#### Required work
Those lines of the data that hold the word "SwingUIDriver" are to be copied out.

——————————

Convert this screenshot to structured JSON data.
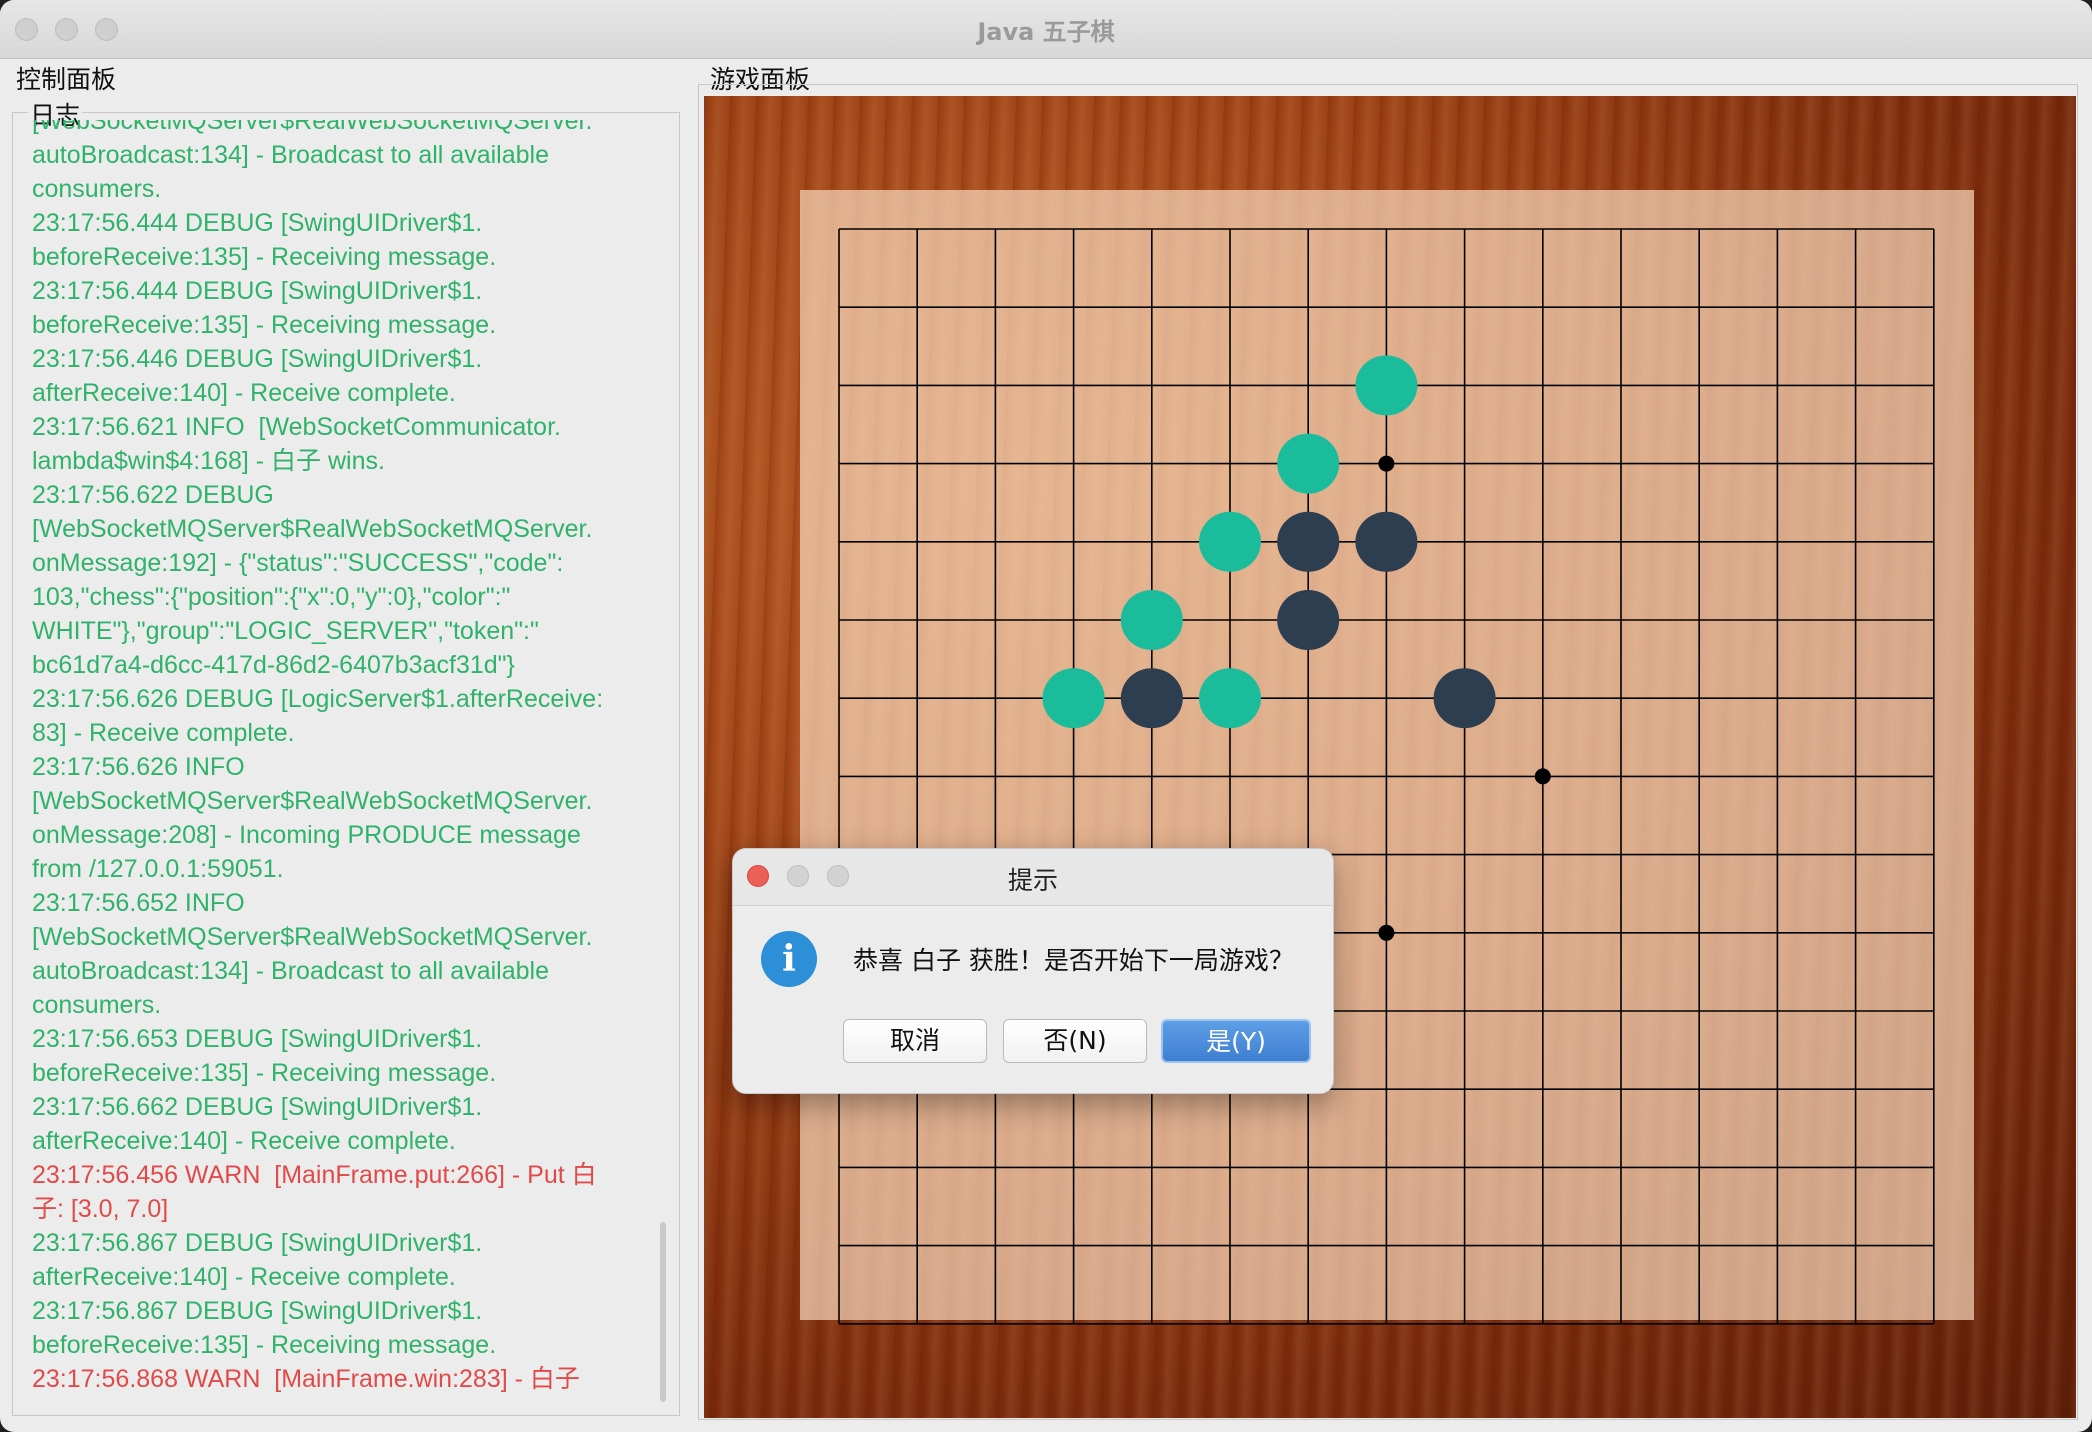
{
  "window": {
    "title": "Java 五子棋"
  },
  "left_panel": {
    "title": "控制面板",
    "log_legend": "日志",
    "log_lines": [
      {
        "text": "[WebSocketMQServer$RealWebSocketMQServer.",
        "level": "info"
      },
      {
        "text": "autoBroadcast:134] - Broadcast to all available",
        "level": "info"
      },
      {
        "text": "consumers.",
        "level": "info"
      },
      {
        "text": "23:17:56.444 DEBUG [SwingUIDriver$1.",
        "level": "info"
      },
      {
        "text": "beforeReceive:135] - Receiving message.",
        "level": "info"
      },
      {
        "text": "23:17:56.444 DEBUG [SwingUIDriver$1.",
        "level": "info"
      },
      {
        "text": "beforeReceive:135] - Receiving message.",
        "level": "info"
      },
      {
        "text": "23:17:56.446 DEBUG [SwingUIDriver$1.",
        "level": "info"
      },
      {
        "text": "afterReceive:140] - Receive complete.",
        "level": "info"
      },
      {
        "text": "23:17:56.621 INFO  [WebSocketCommunicator.",
        "level": "info"
      },
      {
        "text": "lambda$win$4:168] - 白子 wins.",
        "level": "info"
      },
      {
        "text": "23:17:56.622 DEBUG",
        "level": "info"
      },
      {
        "text": "[WebSocketMQServer$RealWebSocketMQServer.",
        "level": "info"
      },
      {
        "text": "onMessage:192] - {\"status\":\"SUCCESS\",\"code\":",
        "level": "info"
      },
      {
        "text": "103,\"chess\":{\"position\":{\"x\":0,\"y\":0},\"color\":\"",
        "level": "info"
      },
      {
        "text": "WHITE\"},\"group\":\"LOGIC_SERVER\",\"token\":\"",
        "level": "info"
      },
      {
        "text": "bc61d7a4-d6cc-417d-86d2-6407b3acf31d\"}",
        "level": "info"
      },
      {
        "text": "23:17:56.626 DEBUG [LogicServer$1.afterReceive:",
        "level": "info"
      },
      {
        "text": "83] - Receive complete.",
        "level": "info"
      },
      {
        "text": "23:17:56.626 INFO",
        "level": "info"
      },
      {
        "text": "[WebSocketMQServer$RealWebSocketMQServer.",
        "level": "info"
      },
      {
        "text": "onMessage:208] - Incoming PRODUCE message",
        "level": "info"
      },
      {
        "text": "from /127.0.0.1:59051.",
        "level": "info"
      },
      {
        "text": "23:17:56.652 INFO",
        "level": "info"
      },
      {
        "text": "[WebSocketMQServer$RealWebSocketMQServer.",
        "level": "info"
      },
      {
        "text": "autoBroadcast:134] - Broadcast to all available",
        "level": "info"
      },
      {
        "text": "consumers.",
        "level": "info"
      },
      {
        "text": "23:17:56.653 DEBUG [SwingUIDriver$1.",
        "level": "info"
      },
      {
        "text": "beforeReceive:135] - Receiving message.",
        "level": "info"
      },
      {
        "text": "23:17:56.662 DEBUG [SwingUIDriver$1.",
        "level": "info"
      },
      {
        "text": "afterReceive:140] - Receive complete.",
        "level": "info"
      },
      {
        "text": "23:17:56.456 WARN  [MainFrame.put:266] - Put 白",
        "level": "warn"
      },
      {
        "text": "子: [3.0, 7.0]",
        "level": "warn"
      },
      {
        "text": "23:17:56.867 DEBUG [SwingUIDriver$1.",
        "level": "info"
      },
      {
        "text": "afterReceive:140] - Receive complete.",
        "level": "info"
      },
      {
        "text": "23:17:56.867 DEBUG [SwingUIDriver$1.",
        "level": "info"
      },
      {
        "text": "beforeReceive:135] - Receiving message.",
        "level": "info"
      },
      {
        "text": "23:17:56.868 WARN  [MainFrame.win:283] - 白子",
        "level": "warn"
      }
    ]
  },
  "game_panel": {
    "title": "游戏面板",
    "board": {
      "lines": 15,
      "star_points": [
        [
          7,
          3
        ],
        [
          9,
          7
        ],
        [
          7,
          9
        ]
      ],
      "white_stones": [
        [
          7,
          2
        ],
        [
          6,
          3
        ],
        [
          5,
          4
        ],
        [
          4,
          5
        ],
        [
          3,
          6
        ],
        [
          5,
          6
        ]
      ],
      "black_stones": [
        [
          6,
          4
        ],
        [
          7,
          4
        ],
        [
          6,
          5
        ],
        [
          4,
          6
        ],
        [
          8,
          6
        ]
      ],
      "colors": {
        "white_stone": "#1abc9c",
        "black_stone": "#2c3e50",
        "line": "#000000"
      }
    }
  },
  "dialog": {
    "title": "提示",
    "icon": "info-icon",
    "message": "恭喜 白子 获胜！是否开始下一局游戏？",
    "buttons": {
      "cancel": "取消",
      "no": "否(N)",
      "yes": "是(Y)"
    }
  }
}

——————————

#### Response box
        "text": "23:17:56.444 DEBUG [SwingUIDriver$1.",
        "text": "23:17:56.444 DEBUG [SwingUIDriver$1.",
        "text": "23:17:56.446 DEBUG [SwingUIDriver$1.",
        "text": "23:17:56.653 DEBUG [SwingUIDriver$1.",
        "text": "23:17:56.662 DEBUG [SwingUIDriver$1.",
        "text": "23:17:56.867 DEBUG [SwingUIDriver$1.",
        "text": "23:17:56.867 DEBUG [SwingUIDriver$1.",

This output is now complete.